Two political parties have stressed the need for Members of Parliament (MPs) to be educated on their privileges and immunity as key stakeholders in Ghana’s democracy.
According to the Liberal Party of Ghana (LPG) and All People’s Congress (APC), it appeared there was a clear misunderstanding of what constituted parliamentary immunity and when and how it was applied.
The leader of the LPG, Mr Percival Kofi Akpaloo and the founder of APC, Mr Hassan Ayariga stated these in separate interviews with the Daily Graphic in Accra yesterday, November 8, 2021.
The Ghana Police Service and Parliament have been embroiled in a misunderstanding over the release of the National Democratic Congress (NDC) MP for Madina, Mr Francis-Xavier Sosu following Mr Sosu’s failure to respond to the invitation of the police to assist in investigations into alleged breaches of the law by residents of Oyarifa, Ayi-Mensah and surrounding areas.
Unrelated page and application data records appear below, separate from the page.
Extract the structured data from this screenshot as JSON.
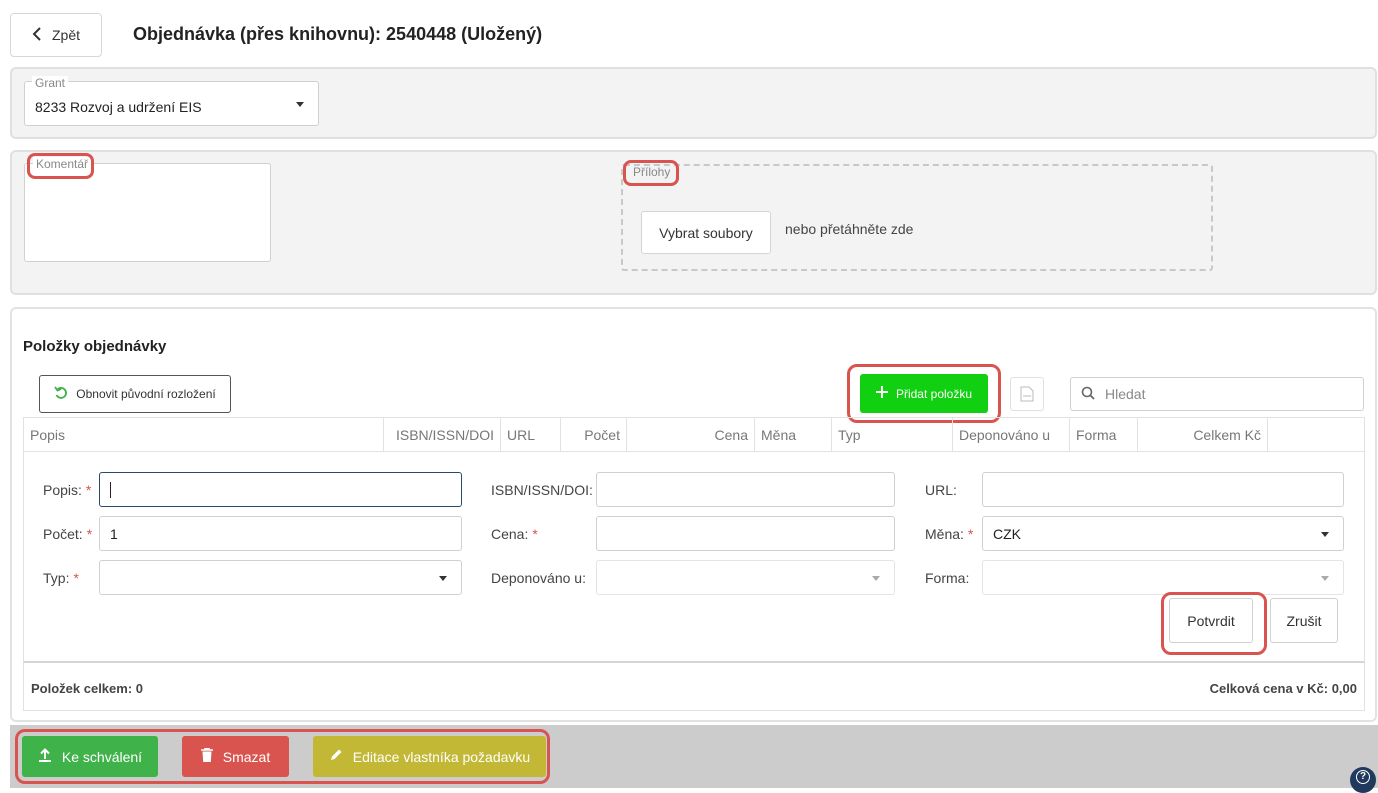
{
  "header": {
    "back_label": "Zpět",
    "title": "Objednávka (přes knihovnu): 2540448 (Uložený)"
  },
  "grant": {
    "label": "Grant",
    "value": "8233 Rozvoj a udržení EIS"
  },
  "comment": {
    "label": "Komentář",
    "value": ""
  },
  "attachments": {
    "label": "Přílohy",
    "choose_button": "Vybrat soubory",
    "drop_hint": "nebo přetáhněte zde"
  },
  "items_section": {
    "title": "Položky objednávky",
    "reset_layout_button": "Obnovit původní rozložení",
    "add_item_button": "Přidat položku",
    "search_placeholder": "Hledat",
    "columns": [
      "Popis",
      "ISBN/ISSN/DOI",
      "URL",
      "Počet",
      "Cena",
      "Měna",
      "Typ",
      "Deponováno u",
      "Forma",
      "Celkem Kč"
    ]
  },
  "item_form": {
    "popis_label": "Popis:",
    "popis_value": "",
    "isbn_label": "ISBN/ISSN/DOI:",
    "isbn_value": "",
    "url_label": "URL:",
    "url_value": "",
    "pocet_label": "Počet:",
    "pocet_value": "1",
    "cena_label": "Cena:",
    "cena_value": "",
    "mena_label": "Měna:",
    "mena_value": "CZK",
    "typ_label": "Typ:",
    "typ_value": "",
    "deponovano_label": "Deponováno u:",
    "deponovano_value": "",
    "forma_label": "Forma:",
    "forma_value": "",
    "required_mark": "*",
    "confirm_button": "Potvrdit",
    "cancel_button": "Zrušit"
  },
  "summary": {
    "count_label": "Položek celkem: 0",
    "total_label": "Celková cena v Kč: 0,00"
  },
  "footer": {
    "approve_button": "Ke schválení",
    "delete_button": "Smazat",
    "edit_owner_button": "Editace vlastníka požadavku",
    "help_icon_glyph": "?"
  },
  "colors": {
    "add_green": "#11d011",
    "approve_green": "#3fb24a",
    "delete_red": "#d9534f",
    "edit_olive": "#c2b835",
    "highlight_red": "#d9534f",
    "footer_bg": "#cccccc"
  }
}
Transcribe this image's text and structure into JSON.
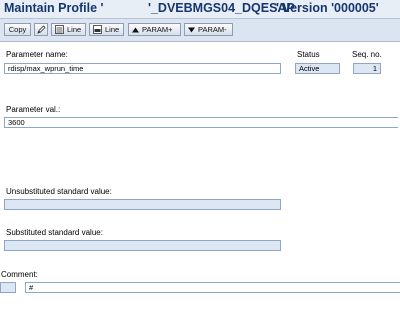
{
  "title": {
    "part1": "Maintain Profile '",
    "part2": "'_DVEBMGS04_DQESAP",
    "part3": "' Version '000005'"
  },
  "toolbar": {
    "copy_label": "Copy",
    "line1_label": "Line",
    "line2_label": "Line",
    "param_plus_label": "PARAM+",
    "param_minus_label": "PARAM-"
  },
  "form": {
    "parameter_name_label": "Parameter name:",
    "parameter_name_value": "rdisp/max_wprun_time",
    "status_label": "Status",
    "status_value": "Active",
    "seq_label": "Seq. no.",
    "seq_value": "1",
    "parameter_value_label": "Parameter val.:",
    "parameter_value": "3600",
    "unsubstituted_label": "Unsubstituted standard value:",
    "unsubstituted_value": "",
    "substituted_label": "Substituted standard value:",
    "substituted_value": "",
    "comment_label": "Comment:",
    "comment_prefix_value": "",
    "comment_value": "#"
  }
}
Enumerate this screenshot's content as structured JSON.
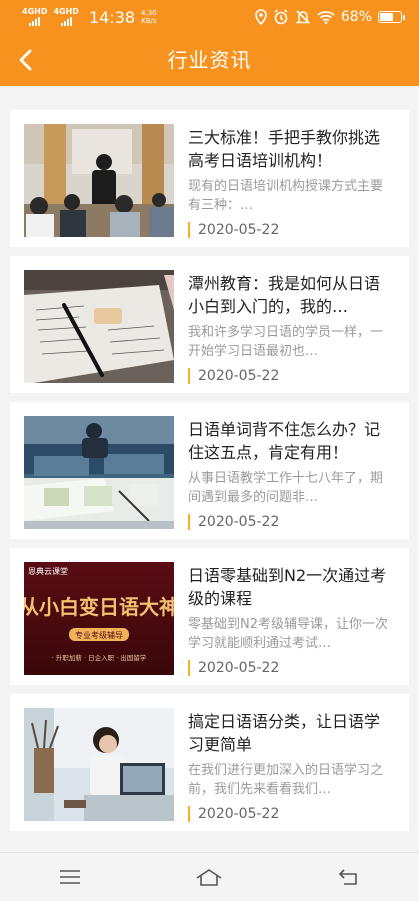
{
  "status_bar": {
    "network_1": "4GHD",
    "network_2": "4GHD",
    "time": "14:38",
    "speed_value": "4.30",
    "speed_unit": "KB/s",
    "battery": "68%",
    "battery_level": 0.68
  },
  "header": {
    "title": "行业资讯",
    "back_icon": "chevron-left-icon",
    "background": "#f7921e"
  },
  "articles": [
    {
      "title": "三大标准！手把手教你挑选高考日语培训机构！",
      "summary": "现有的日语培训机构授课方式主要有三种：…",
      "date": "2020-05-22",
      "image": "classroom-teacher-photo"
    },
    {
      "title": "潭州教育：我是如何从日语小白到入门的，我的…",
      "summary": "我和许多学习日语的学员一样，一开始学习日语最初也…",
      "date": "2020-05-22",
      "image": "notebook-pen-photo"
    },
    {
      "title": "日语单词背不住怎么办？记住这五点，肯定有用！",
      "summary": "从事日语教学工作十七八年了，期间遇到最多的问题非…",
      "date": "2020-05-22",
      "image": "students-studying-photo"
    },
    {
      "title": "日语零基础到N2一次通过考级的课程",
      "summary": "零基础到N2考级辅导课，让你一次学习就能顺利通过考试…",
      "date": "2020-05-22",
      "image": "course-banner",
      "banner": {
        "brand": "恩典云课堂",
        "headline": "从小白变日语大神",
        "badge": "专业考级辅导",
        "tags": "· 升职加薪  · 日企入职  · 出国留学"
      }
    },
    {
      "title": "搞定日语语分类，让日语学习更简单",
      "summary": "在我们进行更加深入的日语学习之前，我们先来看看我们…",
      "date": "2020-05-22",
      "image": "woman-laptop-photo"
    }
  ],
  "bottom_nav": {
    "menu_icon": "menu-icon",
    "home_icon": "home-icon",
    "back_icon": "back-icon"
  }
}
The Parliamentary Service has indicated that it took strong exception to the manner the police were seeking to apprehend the legislator.
It said although the immunity of MPs was not absolute, the legislator could not be hounded in a way that was unconstitutional and threatened the country’s democracy.
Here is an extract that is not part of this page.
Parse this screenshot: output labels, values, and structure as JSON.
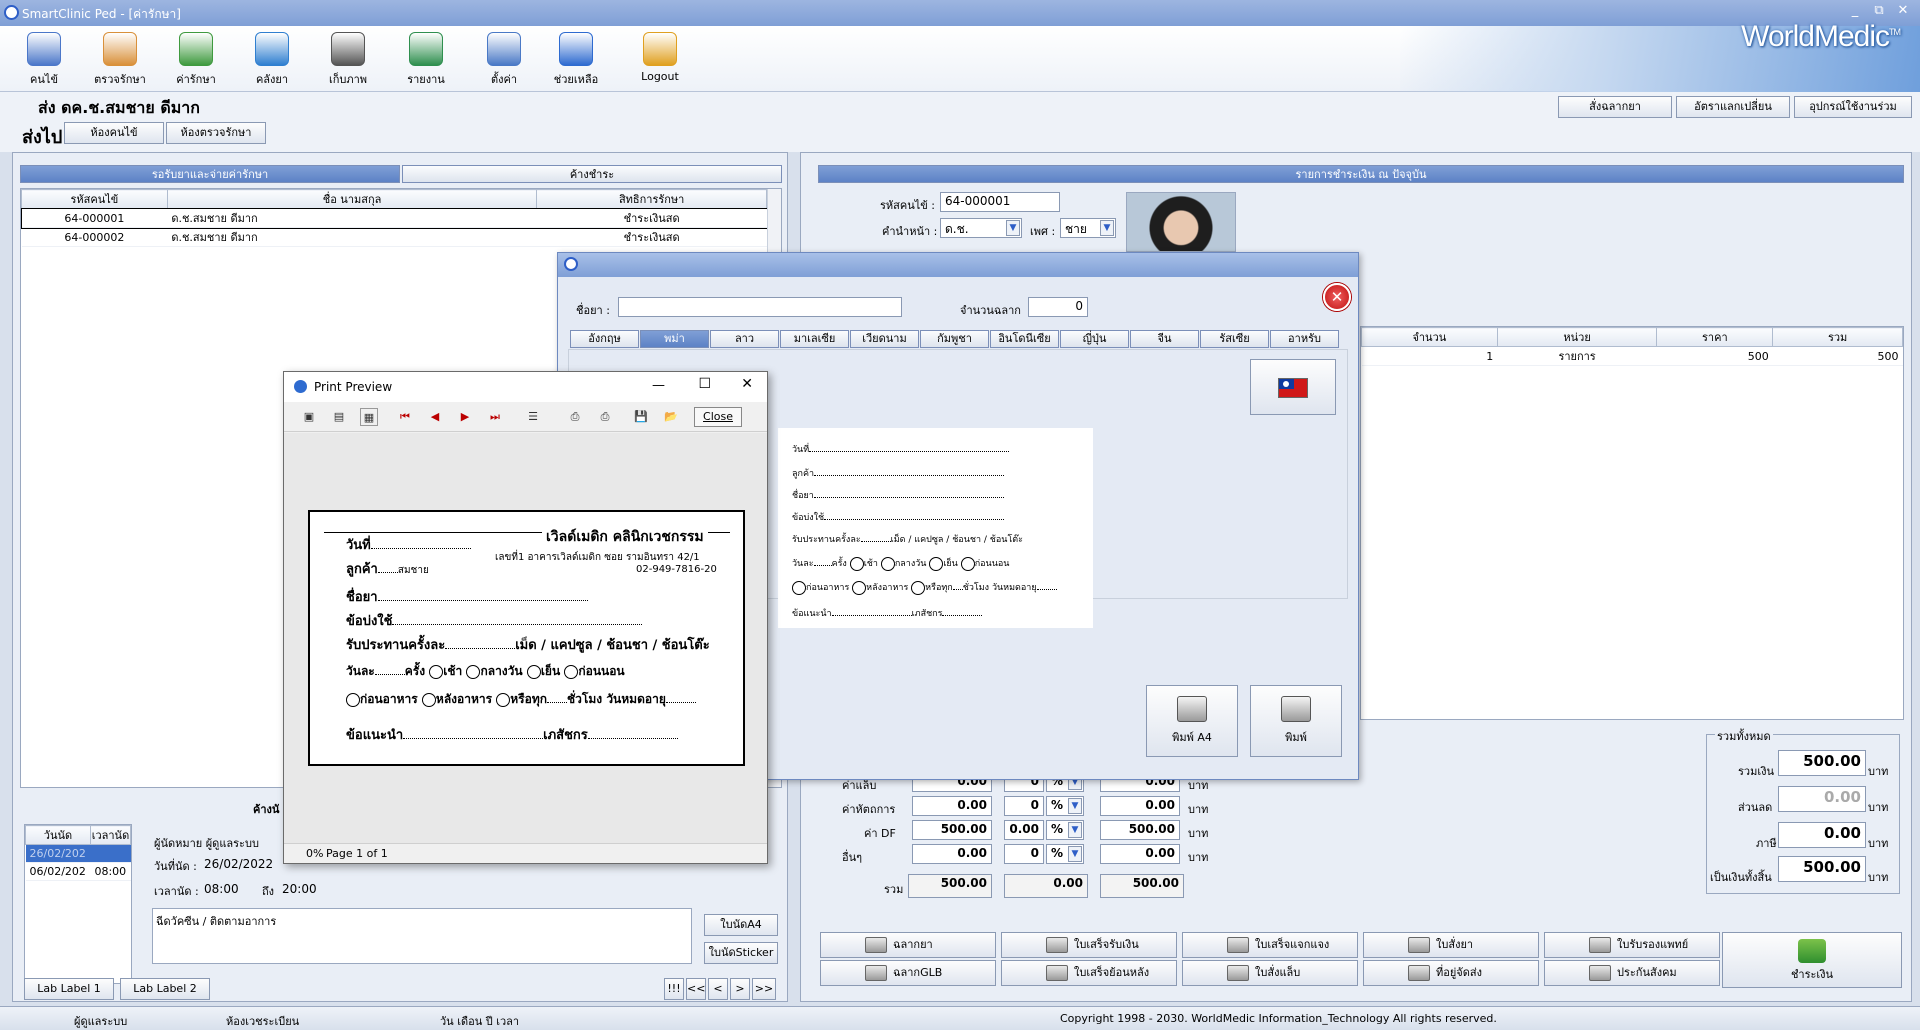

It also said it found it incomprehensible that the police administration failed to secure a certificate from the Speaker of the House before going ahead to attempt to effect the arrest of the MP.
Both the Majority and Minority in Parliament are divided over the issue.
The Majority Caucus says the speaker appears to be instituting new rules that seem to undermine the rule of law without any prior discussions with the leadership of the house while the Minority has accused their colleagues on the Majority side of deliberately ignoring the facts surrounding the attempted arrest of the MP.
Mr Akpaloo suggested that there was the need for the Supreme Court to interpret what those immunities and privileges meant in the Constitution to set the tone for the education of MPs.
He said it was important that the immunities of MPs were kept in the law which gave them some privileges in the discharge of their duties.
He said with education of MPs on what those privileges meant, when it could be applied and not be applied would help the country’s democracy to grow.
Hassan Ayariga – APC
For his part, Mr Ayariga said having parliamentary immunity did not mean that one had the power to break the rules, regulations and laws of the country.
That, he said, justified why the MPs needed to be educated on parliamentary immunity as well as the processes guiding its usage.
He stressed the need for Parliament to bring in experts during the orientation of MPs to educate them on the issues that often caused embarrassment to Parliament and the whole nation.
Mr Ayariga also challenged the police to be up and doing in the discharge of their duties to avoid creating unnecessary tension in the country.
He cited, for instance, that in the Ayi-Mensah demonstration, there were police personnel to protect life and property.
He said if there was anything that threatened life and property, the police could have stopped it and not look on only to write to invite the leaders who applied for the permit for the demonstration.